→ **What is expected**: Report every line of the data where the string "globe" appears.

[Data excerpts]
+ + + + + + +

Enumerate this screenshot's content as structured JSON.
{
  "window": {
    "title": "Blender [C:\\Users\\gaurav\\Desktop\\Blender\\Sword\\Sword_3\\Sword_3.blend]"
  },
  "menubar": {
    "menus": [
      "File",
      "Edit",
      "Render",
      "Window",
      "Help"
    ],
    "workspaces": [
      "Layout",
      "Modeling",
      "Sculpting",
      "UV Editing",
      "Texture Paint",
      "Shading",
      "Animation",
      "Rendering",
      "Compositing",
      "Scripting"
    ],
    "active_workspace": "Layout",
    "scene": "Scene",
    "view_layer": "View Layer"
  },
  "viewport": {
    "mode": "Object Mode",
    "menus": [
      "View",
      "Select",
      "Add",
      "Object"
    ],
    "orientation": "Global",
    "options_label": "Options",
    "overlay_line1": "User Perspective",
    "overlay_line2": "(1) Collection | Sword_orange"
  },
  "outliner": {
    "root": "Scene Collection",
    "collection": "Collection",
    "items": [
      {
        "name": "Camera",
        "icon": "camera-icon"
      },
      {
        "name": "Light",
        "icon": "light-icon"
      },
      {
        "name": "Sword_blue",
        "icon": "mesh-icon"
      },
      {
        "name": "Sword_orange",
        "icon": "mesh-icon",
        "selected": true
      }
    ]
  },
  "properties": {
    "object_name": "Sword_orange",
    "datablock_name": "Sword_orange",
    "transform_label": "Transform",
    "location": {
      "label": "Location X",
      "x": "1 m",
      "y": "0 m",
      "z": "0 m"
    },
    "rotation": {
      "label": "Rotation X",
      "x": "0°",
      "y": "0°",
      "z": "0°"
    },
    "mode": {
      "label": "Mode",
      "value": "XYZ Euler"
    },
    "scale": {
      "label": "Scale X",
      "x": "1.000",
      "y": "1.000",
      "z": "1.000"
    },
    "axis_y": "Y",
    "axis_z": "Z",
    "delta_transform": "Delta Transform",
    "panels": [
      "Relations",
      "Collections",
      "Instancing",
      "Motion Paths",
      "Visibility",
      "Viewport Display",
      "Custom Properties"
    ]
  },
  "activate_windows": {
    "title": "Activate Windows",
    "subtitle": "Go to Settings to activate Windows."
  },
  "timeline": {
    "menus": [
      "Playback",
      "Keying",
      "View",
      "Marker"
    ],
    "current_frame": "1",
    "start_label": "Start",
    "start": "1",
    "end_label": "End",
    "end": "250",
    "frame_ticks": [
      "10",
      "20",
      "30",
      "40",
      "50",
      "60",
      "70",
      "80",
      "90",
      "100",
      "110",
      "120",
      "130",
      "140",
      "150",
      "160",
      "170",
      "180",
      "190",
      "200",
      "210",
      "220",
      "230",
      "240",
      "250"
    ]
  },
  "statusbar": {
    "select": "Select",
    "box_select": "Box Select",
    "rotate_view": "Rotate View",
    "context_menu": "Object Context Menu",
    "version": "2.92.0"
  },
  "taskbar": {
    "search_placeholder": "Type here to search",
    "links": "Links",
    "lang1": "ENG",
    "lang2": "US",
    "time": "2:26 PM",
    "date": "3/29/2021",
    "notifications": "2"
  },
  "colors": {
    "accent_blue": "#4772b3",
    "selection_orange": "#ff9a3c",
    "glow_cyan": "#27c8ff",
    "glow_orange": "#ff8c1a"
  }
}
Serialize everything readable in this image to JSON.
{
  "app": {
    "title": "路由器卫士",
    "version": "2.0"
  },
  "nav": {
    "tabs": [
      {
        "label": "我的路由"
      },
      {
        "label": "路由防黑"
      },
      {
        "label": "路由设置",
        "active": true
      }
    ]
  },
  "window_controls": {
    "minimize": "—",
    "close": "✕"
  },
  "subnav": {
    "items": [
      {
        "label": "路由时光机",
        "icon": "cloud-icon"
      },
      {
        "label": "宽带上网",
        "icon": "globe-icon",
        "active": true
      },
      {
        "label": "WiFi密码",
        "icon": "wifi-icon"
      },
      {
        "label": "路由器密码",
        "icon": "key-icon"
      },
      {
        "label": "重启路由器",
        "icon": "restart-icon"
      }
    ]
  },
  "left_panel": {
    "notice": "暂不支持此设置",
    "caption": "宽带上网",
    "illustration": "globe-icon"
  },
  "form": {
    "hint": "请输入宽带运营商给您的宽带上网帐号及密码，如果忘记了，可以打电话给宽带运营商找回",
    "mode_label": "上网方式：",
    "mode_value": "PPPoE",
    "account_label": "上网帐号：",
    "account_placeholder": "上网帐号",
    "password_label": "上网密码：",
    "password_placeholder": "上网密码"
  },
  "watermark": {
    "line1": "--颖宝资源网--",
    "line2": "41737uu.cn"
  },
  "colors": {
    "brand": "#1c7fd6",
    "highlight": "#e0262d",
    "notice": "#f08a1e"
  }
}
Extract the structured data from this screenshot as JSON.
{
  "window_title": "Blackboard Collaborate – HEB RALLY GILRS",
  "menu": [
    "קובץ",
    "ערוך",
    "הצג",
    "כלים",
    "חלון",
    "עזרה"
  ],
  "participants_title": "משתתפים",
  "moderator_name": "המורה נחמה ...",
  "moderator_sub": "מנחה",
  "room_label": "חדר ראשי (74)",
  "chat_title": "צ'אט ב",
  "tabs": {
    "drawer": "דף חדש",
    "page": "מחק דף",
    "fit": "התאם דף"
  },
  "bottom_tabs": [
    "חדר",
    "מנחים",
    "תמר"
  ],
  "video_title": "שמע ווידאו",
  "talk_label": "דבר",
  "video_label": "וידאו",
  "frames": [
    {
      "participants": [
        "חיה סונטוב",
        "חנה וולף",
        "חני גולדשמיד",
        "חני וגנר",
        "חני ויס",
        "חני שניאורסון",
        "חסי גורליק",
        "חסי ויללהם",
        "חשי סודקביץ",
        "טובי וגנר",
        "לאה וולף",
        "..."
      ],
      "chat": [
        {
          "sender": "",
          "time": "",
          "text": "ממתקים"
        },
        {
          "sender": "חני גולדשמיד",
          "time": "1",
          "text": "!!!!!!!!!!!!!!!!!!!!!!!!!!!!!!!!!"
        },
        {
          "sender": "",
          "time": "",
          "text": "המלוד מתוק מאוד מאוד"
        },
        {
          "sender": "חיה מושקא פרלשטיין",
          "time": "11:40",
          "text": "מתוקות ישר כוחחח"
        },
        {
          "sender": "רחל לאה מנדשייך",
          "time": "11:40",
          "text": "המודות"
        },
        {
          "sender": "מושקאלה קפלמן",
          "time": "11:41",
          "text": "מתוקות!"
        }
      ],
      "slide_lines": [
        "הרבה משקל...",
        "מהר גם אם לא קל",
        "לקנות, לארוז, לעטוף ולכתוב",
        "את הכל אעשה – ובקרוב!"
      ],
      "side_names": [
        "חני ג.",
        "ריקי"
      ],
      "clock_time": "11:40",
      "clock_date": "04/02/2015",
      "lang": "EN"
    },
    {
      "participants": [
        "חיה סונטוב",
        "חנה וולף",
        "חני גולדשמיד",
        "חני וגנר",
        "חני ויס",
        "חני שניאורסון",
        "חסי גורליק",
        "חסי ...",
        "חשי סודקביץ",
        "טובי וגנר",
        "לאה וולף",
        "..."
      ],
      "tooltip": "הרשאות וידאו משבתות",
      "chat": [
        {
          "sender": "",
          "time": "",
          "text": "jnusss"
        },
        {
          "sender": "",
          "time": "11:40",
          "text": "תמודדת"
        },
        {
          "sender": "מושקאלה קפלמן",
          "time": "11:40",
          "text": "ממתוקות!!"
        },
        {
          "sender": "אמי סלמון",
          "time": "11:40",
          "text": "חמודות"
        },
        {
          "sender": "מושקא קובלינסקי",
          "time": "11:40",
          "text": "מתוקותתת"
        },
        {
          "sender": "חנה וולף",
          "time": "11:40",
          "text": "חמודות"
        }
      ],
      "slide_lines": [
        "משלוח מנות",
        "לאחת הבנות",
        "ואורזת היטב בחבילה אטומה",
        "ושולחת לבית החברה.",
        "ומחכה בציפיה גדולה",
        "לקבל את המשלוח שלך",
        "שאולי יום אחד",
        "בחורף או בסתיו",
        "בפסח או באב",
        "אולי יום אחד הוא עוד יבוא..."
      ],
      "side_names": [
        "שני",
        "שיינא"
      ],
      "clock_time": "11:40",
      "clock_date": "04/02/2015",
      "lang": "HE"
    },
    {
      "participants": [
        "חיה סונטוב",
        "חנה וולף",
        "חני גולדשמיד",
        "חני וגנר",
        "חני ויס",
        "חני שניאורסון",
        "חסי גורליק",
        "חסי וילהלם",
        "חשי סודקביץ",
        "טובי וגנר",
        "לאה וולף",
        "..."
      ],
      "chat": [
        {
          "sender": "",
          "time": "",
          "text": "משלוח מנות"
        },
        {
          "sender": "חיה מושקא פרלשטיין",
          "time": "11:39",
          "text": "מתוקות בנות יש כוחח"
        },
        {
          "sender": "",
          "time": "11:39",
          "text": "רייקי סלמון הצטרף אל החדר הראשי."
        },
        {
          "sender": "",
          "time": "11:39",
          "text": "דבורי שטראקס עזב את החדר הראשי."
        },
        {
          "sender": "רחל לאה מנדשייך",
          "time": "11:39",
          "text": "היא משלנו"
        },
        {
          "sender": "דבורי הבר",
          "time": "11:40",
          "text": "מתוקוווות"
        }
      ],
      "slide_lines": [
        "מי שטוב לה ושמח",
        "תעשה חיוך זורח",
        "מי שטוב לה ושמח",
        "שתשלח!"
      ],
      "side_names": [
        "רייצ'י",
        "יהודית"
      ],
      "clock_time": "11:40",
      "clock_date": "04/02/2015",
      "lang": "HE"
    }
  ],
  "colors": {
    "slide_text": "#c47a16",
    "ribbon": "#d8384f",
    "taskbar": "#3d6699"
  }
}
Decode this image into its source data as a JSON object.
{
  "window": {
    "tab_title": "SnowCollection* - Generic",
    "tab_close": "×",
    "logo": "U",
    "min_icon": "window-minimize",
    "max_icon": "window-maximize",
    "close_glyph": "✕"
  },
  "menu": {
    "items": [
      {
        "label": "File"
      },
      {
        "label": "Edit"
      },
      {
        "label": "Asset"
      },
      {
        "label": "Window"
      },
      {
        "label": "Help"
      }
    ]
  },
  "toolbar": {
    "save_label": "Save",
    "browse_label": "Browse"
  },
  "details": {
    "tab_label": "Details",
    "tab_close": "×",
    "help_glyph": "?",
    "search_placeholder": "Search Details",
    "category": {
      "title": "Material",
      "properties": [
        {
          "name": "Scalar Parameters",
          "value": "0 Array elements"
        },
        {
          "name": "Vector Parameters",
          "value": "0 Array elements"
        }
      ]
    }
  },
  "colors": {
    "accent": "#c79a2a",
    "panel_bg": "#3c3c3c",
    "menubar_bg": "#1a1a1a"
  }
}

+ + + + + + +

→ **Response to this task**:
        "icon": "globe-icon",
    "illustration": "globe-icon"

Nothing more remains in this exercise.